Watch Out for the Yeast!

Title: “Watch Outyeast for the Yeast!”

Scripture text: Mark 8:14-21

Main point: Sin, left in the heart without repentance, grows bigger and hurts more people.

Preparation: In your “Bag of Wonders” hide a dinner yeast roll, some unleavened bread, and a package of baker’s yeast.

Opening question: Have you ever heard of yeast? (interact with the children’s answers)

Message: Yeast is something your mom or dad or grandmother or the baker in the grocery store uses to bake bread. And the Bible talks about yeast a good bit too. Let me show you what yeast does. (Pull the yeast roll and unleavened bread out of your Bag of Wonders.) Both of these are types of bread. But they are different, aren’t they? What’s the difference between them? (Children will say one is flat and one is big and puffy.) Do you know why this roll is big and puffy? It’s because of this. This is yeast. (Show the package of yeast.) Yeast is actually a fungus. It’s little microorganisms that cause bread dough to rise. When someone wants to bake bread, she mixes a little bit of yeast in with the flour, water, sugar, and salt. Then she takes the dough and puts it in a warm oven for a while. Slowly but surely, the yeast causes air bubbles to form inside the dough. The dough gets bigger and bigger and bigger. That’s what made this dinner roll so big and light and yummy. But this flat piece of bread did not have any yeast in it. So it stayed real flat.

The Bible talks about yeast. Usually when God talks about yeast in the Bible, it’s because he wants us to think about sin. Now just so you know, yeast is not bad. Yeast makes bread taste good. But in the Bible, yeast is often a symbol for sin. That’s because when you let sin stay in the heart, without confessing it to God or other people, it gets bigger and causes greater and greater damage. In Mark 8:14-21, Jesus told his disciples, “Watch out for the yeast of the Pharisees!” He didn’t mean to watch out for the kind of yeast your mom uses to bake bread! He was talking about sins like hypocrisy and false teaching and lying and things like that. When you tell a lie, for example, it often leads to other lies. The more lies you tell, the more likely it is that you or someone else is going to get hurt.

Let me tell you a story about a little boy I’ll call Timothy. His dad took him fishing one Saturday, and Timothy caught a fish. It was a little fish about 6 inches long, but Timothy was proud of himself. On Monday when he wen
t to school, he told one of his friends he caught a fish that was a foot long. Later, he told another friend he caught a barracuda three feet long. Later that week, he told another friend he caught a shark! Still later he told someone he caught a whale! When his father found out what Timothy was telling people, he said, “Timothy, have you been lying? What’s this I hear about you catching a whale?!” Timothy was very sad. He realized he should have confessed his first lie, because his fish story got bigger and bigger as time went on.

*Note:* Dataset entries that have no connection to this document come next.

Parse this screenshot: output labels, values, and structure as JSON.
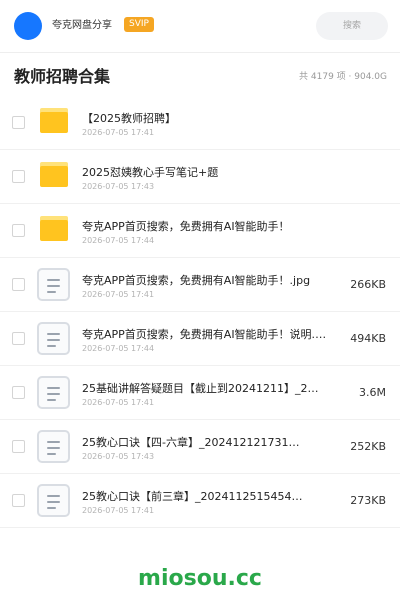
{
  "topbar": {
    "share_name": "夸克网盘分享",
    "badge": "SVIP",
    "search_placeholder": "搜索"
  },
  "header": {
    "title": "教师招聘合集",
    "stats": "共 4179 项 · 904.0G"
  },
  "items": [
    {
      "type": "folder",
      "name": "【2025教师招聘】",
      "date": "2026-07-05 17:41",
      "size": ""
    },
    {
      "type": "folder",
      "name": "2025怼姨教心手写笔记+题",
      "date": "2026-07-05 17:43",
      "size": ""
    },
    {
      "type": "folder",
      "name": "夸克APP首页搜索，免费拥有AI智能助手！",
      "date": "2026-07-05 17:44",
      "size": ""
    },
    {
      "type": "file",
      "name": "夸克APP首页搜索，免费拥有AI智能助手！.jpg",
      "date": "2026-07-05 17:41",
      "size": "266KB"
    },
    {
      "type": "file",
      "name": "夸克APP首页搜索，免费拥有AI智能助手！说明.p…",
      "date": "2026-07-05 17:44",
      "size": "494KB"
    },
    {
      "type": "file",
      "name": "25基础讲解答疑题目【截止到20241211】_2…",
      "date": "2026-07-05 17:41",
      "size": "3.6M"
    },
    {
      "type": "file",
      "name": "25教心口诀【四-六章】_202412121731…",
      "date": "2026-07-05 17:43",
      "size": "252KB"
    },
    {
      "type": "file",
      "name": "25教心口诀【前三章】_2024112515454…",
      "date": "2026-07-05 17:41",
      "size": "273KB"
    }
  ],
  "watermark": "miosou.cc",
  "colors": {
    "avatar": "#1677ff",
    "badge": "#f5a623",
    "folder": "#ffc41f",
    "watermark": "#2aa84a"
  }
}
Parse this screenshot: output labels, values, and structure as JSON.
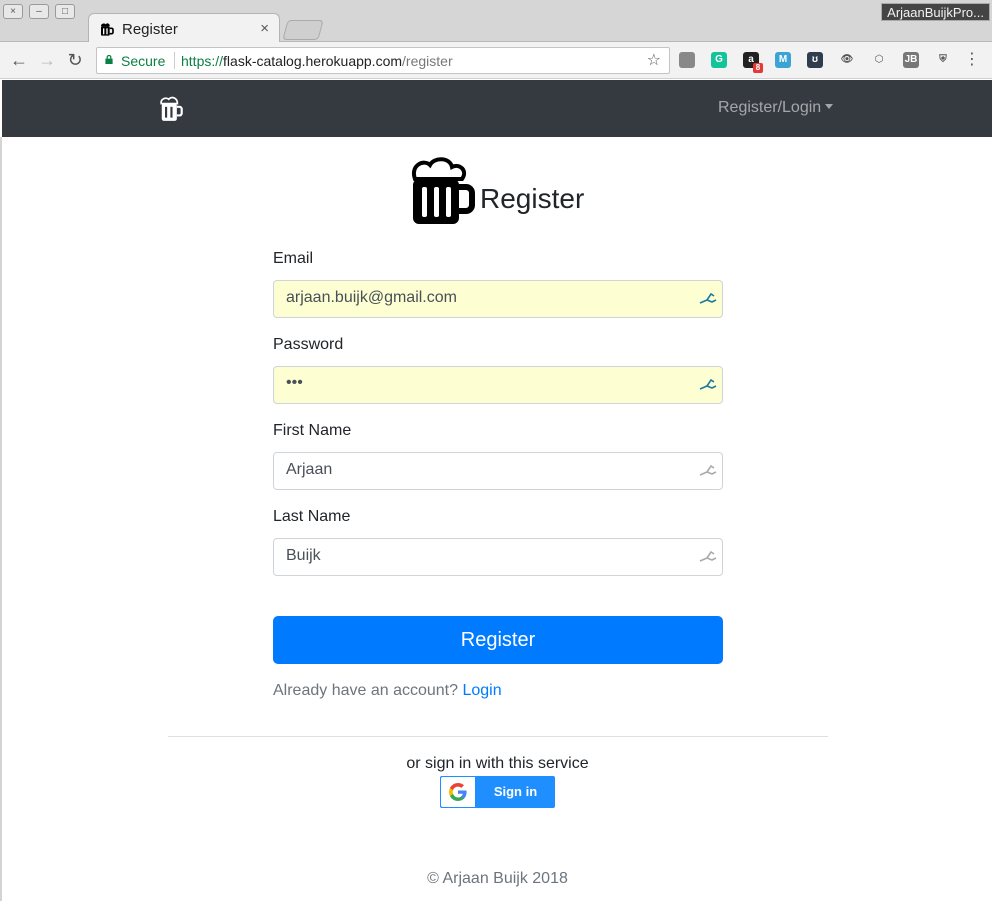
{
  "browser": {
    "tab_title": "Register",
    "tab_close": "×",
    "profile_name": "ArjaanBuijkPro...",
    "secure_label": "Secure",
    "url_scheme": "https://",
    "url_host": "flask-catalog.herokuapp.com",
    "url_path": "/register",
    "window_buttons": {
      "close": "×",
      "minimize": "–",
      "maximize": "□"
    },
    "extensions": [
      {
        "name": "pocket-extension-icon",
        "color": "#888888",
        "glyph": ""
      },
      {
        "name": "grammarly-extension-icon",
        "color": "#15c39a",
        "glyph": "G"
      },
      {
        "name": "amazon-assistant-extension-icon",
        "color": "#222222",
        "glyph": "a",
        "badge": "8"
      },
      {
        "name": "m-extension-icon",
        "color": "#3ca3d4",
        "glyph": "M"
      },
      {
        "name": "u-extension-icon",
        "color": "#2f3e4e",
        "glyph": "ʊ"
      },
      {
        "name": "eye-extension-icon",
        "color": "#f2f2f2",
        "glyph": "👁"
      },
      {
        "name": "cube-extension-icon",
        "color": "#f2f2f2",
        "glyph": "⬡"
      },
      {
        "name": "jb-extension-icon",
        "color": "#777777",
        "glyph": "JB"
      },
      {
        "name": "shield-extension-icon",
        "color": "#f2f2f2",
        "glyph": "⛨"
      }
    ]
  },
  "navbar": {
    "menu_label": "Register/Login"
  },
  "form": {
    "title": "Register",
    "fields": {
      "email": {
        "label": "Email",
        "value": "arjaan.buijk@gmail.com"
      },
      "password": {
        "label": "Password",
        "value": "•••"
      },
      "first_name": {
        "label": "First Name",
        "value": "Arjaan"
      },
      "last_name": {
        "label": "Last Name",
        "value": "Buijk"
      }
    },
    "submit_label": "Register",
    "already_text": "Already have an account?",
    "login_link": "Login"
  },
  "social": {
    "prompt": "or sign in with this service",
    "google_label": "Sign in"
  },
  "footer": {
    "text": "© Arjaan Buijk 2018"
  },
  "colors": {
    "navbar_bg": "#343a40",
    "primary": "#007bff",
    "autofill_bg": "#fefed3"
  }
}
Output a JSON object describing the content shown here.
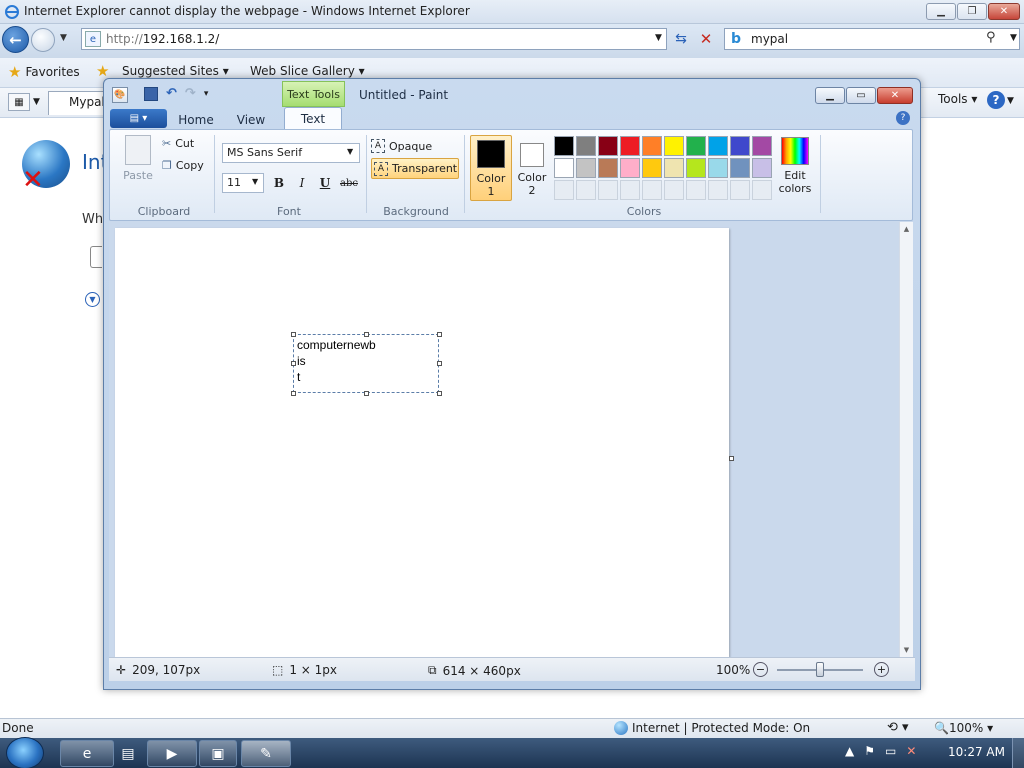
{
  "ie": {
    "title": "Internet Explorer cannot display the webpage - Windows Internet Explorer",
    "address_proto": "http://",
    "address_host": "192.168.1.2/",
    "search_value": "mypal",
    "favorites_label": "Favorites",
    "suggested_sites_label": "Suggested Sites",
    "web_slice_label": "Web Slice Gallery",
    "tab_label": "Mypal",
    "tools_label": "Tools",
    "content_heading": "Int",
    "content_sub": "Wh",
    "status_done": "Done",
    "status_zone": "Internet | Protected Mode: On",
    "status_zoom": "100%"
  },
  "paint": {
    "context_tab_group": "Text Tools",
    "title": "Untitled - Paint",
    "tabs": [
      "Home",
      "View",
      "Text"
    ],
    "clipboard": {
      "paste": "Paste",
      "cut": "Cut",
      "copy": "Copy",
      "group": "Clipboard"
    },
    "font": {
      "name": "MS Sans Serif",
      "size": "11",
      "bold": "B",
      "italic": "I",
      "underline": "U",
      "strike": "abc",
      "group": "Font"
    },
    "background": {
      "opaque": "Opaque",
      "transparent": "Transparent",
      "group": "Background"
    },
    "colors": {
      "color1_label": "Color\n1",
      "color2_label": "Color\n2",
      "edit_label": "Edit\ncolors",
      "group": "Colors",
      "color1": "#000000",
      "color2": "#ffffff",
      "palette": [
        "#000000",
        "#7f7f7f",
        "#880015",
        "#ed1c24",
        "#ff7f27",
        "#fff200",
        "#22b14c",
        "#00a2e8",
        "#3f48cc",
        "#a349a4",
        "#ffffff",
        "#c3c3c3",
        "#b97a57",
        "#ffaec9",
        "#ffc90e",
        "#efe4b0",
        "#b5e61d",
        "#99d9ea",
        "#7092be",
        "#c8bfe7",
        "",
        "",
        "",
        "",
        "",
        "",
        "",
        "",
        "",
        ""
      ]
    },
    "canvas_text": "computernewb\nis\nt",
    "status": {
      "position": "209, 107px",
      "selection": "1 × 1px",
      "size": "614 × 460px",
      "zoom": "100%"
    }
  },
  "taskbar": {
    "clock": "10:27 AM"
  }
}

Sin is like yeast. It makes problems grow and grow. Watch out for the yeast! Confess your sin as soon as you’re aware of it. Turn away from sin and repent. You know why it’s OK to tell God and other people about your sin? Because Jesus’ love is a lot bigger than your sin! Jesus died on the cross not only for the sins you’ve committed in the past, but the sins you’ll commit today, tomorrow, and in the future. Proverbs 28:13 says, “Whoever conceals his transgressions will not prosper, but he who confesses and forsakes them will obtain mercy.”